After searching around for a while I found that the most elegant open source approach is by far Proland. It offers many advantages such as having a Deformation class that can be applied to a specific terrain, this allows all the code related to planet rendering to be backward compatible with a regular planar terrain approach.
One of the big challenge to make this approach ready for modern games was to change the rendering type from forward to deferred, this requires a couple of small tricks in order to acheive acceptable results. The firt step is to render the depth, color and normals into a gbuffer, and process the lighting in a post process pass. In order to properly apply the atmosphere lighting I had to rebuild the word space position from the depth buffer. Since the actual camera position exceeds the floating point precision, I rebuild the position using a view matrix that is not translated and add the translation after. The main difficulty I encountered was that now that the position were rebuilt from the depth buffer, I had major precision artifacts in the far view. In order to fix this I split the view frustum into two parts, the near view uses deferred rendering, and the far view uses forward rendering, this way the objects inside the near view have the lighting applied to them without having to modify their original shaders. I expected a major seam artifact at the split location but suprisingly it’s not even visible, meaning that the information rebuilt in the deferred stage is accurate.
Cascaded Shadow Mapping:
At first I tried to implement VSM but unfortunately, the performance I got were actually worse than regular PCF. So in the end I went with Deferred Cascaded PCF Shadow Mapping, I also finally got the shadows to stop flickering when moving by rounding the shadow projection matrix in texel space, a very small but effective tweak.
local rounded_origin = math.round(origin) local round_offset = (rounded_origin - origin) * (2.0 / self.resolution_) round_offset.z = 0.0 round_offset.w = 0.0 sun_proj:set(3, sun_proj:get(3) + round_offset)
I implemented HBAO, and combined with a bilateral blur you get a very decent ambient occlusion approximation.
Pseudo Lens Flare:
John Chapman framework code is another base I used, mainly for the camera code and the HDR post processing. This effect coupled with motion blur really gives you the feeling that you are seeing the world trough a camera lens, and it’s actually a good thing in a context where you are seeing the world trough a screen. This effect is generated and then applied at the very end of post processing.
Subpixel Morphological Antialiasing:
Not much to say here, you input a render texture and get a antialiased output.
If you are further interested in planet rendering I would strongly recommend taking a look at Proland publications page, Outerra blog, and Making Worlds by Steven Wittens. I included the scripting side code, keep in mind that this code is in no way release ready nor properly commented, just some work in progress.
Hi, I looked at your videos about the artifacts you were getting, and I am having the same artifacts in your ocean implementation, it appears when the camera is slightly under the surface. Can you explain a little bit what was the cause, and how you solved the problem?

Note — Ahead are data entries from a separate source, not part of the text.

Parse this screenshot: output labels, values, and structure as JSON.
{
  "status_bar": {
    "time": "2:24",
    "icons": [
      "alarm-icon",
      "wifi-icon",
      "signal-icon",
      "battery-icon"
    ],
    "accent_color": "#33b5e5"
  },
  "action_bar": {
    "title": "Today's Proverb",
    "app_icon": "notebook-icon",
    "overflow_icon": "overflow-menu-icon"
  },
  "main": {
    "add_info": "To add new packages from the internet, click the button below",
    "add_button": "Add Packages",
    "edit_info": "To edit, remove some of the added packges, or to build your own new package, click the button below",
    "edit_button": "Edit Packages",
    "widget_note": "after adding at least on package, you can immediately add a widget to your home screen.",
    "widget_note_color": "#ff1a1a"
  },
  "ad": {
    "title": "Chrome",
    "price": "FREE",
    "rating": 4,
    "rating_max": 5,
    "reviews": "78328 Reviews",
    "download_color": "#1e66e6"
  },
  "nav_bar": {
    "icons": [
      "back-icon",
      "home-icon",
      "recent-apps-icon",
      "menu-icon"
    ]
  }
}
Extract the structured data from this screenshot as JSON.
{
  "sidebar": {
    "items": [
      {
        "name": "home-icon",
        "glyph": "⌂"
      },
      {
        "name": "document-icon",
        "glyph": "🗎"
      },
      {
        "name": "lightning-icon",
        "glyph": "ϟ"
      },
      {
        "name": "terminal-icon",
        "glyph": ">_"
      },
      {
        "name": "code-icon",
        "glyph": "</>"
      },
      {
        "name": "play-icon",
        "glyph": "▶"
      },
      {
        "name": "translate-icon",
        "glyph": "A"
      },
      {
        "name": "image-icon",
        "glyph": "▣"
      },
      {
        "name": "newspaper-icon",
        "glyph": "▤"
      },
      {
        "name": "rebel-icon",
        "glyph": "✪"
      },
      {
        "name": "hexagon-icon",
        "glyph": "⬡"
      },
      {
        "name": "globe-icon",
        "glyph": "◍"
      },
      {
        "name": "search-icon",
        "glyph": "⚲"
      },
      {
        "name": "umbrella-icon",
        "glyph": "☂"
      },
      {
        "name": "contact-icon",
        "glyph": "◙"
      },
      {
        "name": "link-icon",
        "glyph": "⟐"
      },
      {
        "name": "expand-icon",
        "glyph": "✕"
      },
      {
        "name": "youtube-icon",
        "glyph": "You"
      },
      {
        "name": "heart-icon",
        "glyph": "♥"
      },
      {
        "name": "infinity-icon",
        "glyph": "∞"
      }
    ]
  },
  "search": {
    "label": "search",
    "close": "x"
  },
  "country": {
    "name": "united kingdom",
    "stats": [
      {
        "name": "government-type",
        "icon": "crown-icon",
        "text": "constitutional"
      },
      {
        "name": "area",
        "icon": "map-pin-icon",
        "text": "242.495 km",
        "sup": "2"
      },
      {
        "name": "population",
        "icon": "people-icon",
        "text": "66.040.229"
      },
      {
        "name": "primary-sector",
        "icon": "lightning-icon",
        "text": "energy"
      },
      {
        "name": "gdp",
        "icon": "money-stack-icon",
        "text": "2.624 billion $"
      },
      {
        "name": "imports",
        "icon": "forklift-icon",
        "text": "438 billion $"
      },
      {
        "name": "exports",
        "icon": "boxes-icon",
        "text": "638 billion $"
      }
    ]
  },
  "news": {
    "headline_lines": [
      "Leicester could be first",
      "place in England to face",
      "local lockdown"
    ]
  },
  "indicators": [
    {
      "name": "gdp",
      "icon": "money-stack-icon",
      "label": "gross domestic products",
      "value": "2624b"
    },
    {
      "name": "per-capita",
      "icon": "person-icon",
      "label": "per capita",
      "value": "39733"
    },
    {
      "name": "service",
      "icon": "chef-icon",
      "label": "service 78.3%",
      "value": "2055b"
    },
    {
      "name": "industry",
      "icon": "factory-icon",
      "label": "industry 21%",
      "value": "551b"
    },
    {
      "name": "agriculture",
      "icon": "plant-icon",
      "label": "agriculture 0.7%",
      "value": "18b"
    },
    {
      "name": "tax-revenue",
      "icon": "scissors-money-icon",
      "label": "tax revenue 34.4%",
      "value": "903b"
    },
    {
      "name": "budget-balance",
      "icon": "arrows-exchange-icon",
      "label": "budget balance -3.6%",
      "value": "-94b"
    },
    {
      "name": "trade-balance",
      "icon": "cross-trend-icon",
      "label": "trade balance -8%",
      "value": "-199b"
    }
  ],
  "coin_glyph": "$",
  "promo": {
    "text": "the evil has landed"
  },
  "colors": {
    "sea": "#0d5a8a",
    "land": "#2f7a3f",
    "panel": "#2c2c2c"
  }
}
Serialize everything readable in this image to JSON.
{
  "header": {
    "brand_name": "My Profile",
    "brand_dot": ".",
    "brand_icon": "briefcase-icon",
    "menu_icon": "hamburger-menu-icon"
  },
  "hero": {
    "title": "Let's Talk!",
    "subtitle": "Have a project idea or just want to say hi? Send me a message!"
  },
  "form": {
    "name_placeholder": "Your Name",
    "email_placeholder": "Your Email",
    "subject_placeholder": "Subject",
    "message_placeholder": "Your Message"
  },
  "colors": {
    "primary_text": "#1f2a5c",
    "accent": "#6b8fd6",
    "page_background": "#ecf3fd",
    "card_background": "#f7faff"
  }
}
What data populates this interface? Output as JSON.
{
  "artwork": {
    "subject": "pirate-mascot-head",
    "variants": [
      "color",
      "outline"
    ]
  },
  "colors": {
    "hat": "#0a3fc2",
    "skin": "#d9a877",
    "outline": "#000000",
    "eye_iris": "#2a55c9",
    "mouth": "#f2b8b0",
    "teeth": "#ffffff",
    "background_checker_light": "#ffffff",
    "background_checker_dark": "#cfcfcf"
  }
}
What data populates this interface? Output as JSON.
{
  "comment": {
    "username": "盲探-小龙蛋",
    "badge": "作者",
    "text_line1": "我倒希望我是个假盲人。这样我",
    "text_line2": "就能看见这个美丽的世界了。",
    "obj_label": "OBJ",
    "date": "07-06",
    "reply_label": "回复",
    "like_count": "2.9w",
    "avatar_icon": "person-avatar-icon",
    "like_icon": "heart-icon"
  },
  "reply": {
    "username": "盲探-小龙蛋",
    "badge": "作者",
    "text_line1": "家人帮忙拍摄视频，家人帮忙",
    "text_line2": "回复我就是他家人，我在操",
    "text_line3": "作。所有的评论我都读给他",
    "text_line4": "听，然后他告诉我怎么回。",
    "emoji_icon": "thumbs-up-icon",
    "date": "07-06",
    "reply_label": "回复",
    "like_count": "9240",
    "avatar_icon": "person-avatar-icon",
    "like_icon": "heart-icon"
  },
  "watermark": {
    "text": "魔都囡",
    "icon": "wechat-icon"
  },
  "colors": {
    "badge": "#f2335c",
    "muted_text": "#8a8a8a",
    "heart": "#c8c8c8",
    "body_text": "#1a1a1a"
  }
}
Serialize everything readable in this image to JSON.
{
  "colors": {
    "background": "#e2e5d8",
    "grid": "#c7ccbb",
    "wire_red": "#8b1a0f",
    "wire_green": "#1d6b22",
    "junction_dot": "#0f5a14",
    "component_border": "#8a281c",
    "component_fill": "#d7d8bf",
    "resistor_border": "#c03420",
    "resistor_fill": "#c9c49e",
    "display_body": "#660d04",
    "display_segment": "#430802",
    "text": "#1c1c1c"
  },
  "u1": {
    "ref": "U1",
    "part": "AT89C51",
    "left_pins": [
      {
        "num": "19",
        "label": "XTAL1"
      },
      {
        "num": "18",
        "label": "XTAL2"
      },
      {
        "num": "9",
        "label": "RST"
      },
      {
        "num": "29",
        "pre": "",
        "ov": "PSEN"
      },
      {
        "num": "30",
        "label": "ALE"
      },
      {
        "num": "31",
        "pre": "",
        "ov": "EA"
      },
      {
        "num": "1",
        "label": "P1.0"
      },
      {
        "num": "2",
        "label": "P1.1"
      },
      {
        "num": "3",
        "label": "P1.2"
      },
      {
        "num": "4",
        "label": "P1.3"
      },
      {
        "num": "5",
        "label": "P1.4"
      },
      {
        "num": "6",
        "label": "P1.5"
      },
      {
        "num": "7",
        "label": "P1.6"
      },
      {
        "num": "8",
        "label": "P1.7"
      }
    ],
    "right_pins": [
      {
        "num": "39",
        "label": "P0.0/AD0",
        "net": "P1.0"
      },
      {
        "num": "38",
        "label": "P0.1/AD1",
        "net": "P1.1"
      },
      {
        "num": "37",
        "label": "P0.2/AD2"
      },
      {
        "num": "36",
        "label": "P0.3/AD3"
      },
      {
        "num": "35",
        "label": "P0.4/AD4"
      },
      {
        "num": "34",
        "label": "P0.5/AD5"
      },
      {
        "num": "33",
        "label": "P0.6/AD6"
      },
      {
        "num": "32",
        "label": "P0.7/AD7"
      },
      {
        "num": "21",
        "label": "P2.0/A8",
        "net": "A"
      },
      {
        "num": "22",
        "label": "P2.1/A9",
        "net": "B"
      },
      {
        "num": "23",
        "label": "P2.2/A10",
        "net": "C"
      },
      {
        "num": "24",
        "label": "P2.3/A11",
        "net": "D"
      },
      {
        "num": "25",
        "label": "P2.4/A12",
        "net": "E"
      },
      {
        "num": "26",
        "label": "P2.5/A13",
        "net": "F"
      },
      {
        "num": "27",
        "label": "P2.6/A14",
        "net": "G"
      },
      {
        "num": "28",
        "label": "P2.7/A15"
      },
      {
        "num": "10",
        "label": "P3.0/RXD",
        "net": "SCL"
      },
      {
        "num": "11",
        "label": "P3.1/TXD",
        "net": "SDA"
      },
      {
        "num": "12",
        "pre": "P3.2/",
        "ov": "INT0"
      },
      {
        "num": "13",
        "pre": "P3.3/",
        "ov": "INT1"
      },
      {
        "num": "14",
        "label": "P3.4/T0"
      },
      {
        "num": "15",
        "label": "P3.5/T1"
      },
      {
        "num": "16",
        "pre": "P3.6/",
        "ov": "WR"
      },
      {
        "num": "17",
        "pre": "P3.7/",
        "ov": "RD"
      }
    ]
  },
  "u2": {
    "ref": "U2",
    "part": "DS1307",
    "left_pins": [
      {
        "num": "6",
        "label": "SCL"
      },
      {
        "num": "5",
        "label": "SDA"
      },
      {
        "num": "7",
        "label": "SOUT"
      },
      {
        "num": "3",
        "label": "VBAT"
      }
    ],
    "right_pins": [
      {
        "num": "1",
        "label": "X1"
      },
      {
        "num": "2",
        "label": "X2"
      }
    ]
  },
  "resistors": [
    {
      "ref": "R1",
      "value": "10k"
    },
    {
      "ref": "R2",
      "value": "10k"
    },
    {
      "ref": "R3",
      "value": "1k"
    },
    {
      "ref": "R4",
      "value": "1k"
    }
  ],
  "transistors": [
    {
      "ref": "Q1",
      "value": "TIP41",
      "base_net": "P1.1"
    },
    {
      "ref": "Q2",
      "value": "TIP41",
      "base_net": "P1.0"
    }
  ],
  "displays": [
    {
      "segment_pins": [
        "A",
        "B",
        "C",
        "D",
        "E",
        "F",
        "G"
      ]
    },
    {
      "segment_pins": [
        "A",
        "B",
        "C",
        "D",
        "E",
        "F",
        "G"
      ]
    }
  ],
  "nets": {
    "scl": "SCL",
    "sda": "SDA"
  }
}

Hey, nice to see you got it working. I’m not really sure what the exact cause is, but to fix it, I enable glEnable(GL_CULL_FACE) and just flip the ocean grid when I know that the camera position is under the ocean level. It works pretty well, although I’m sure there’s a better way to handle this.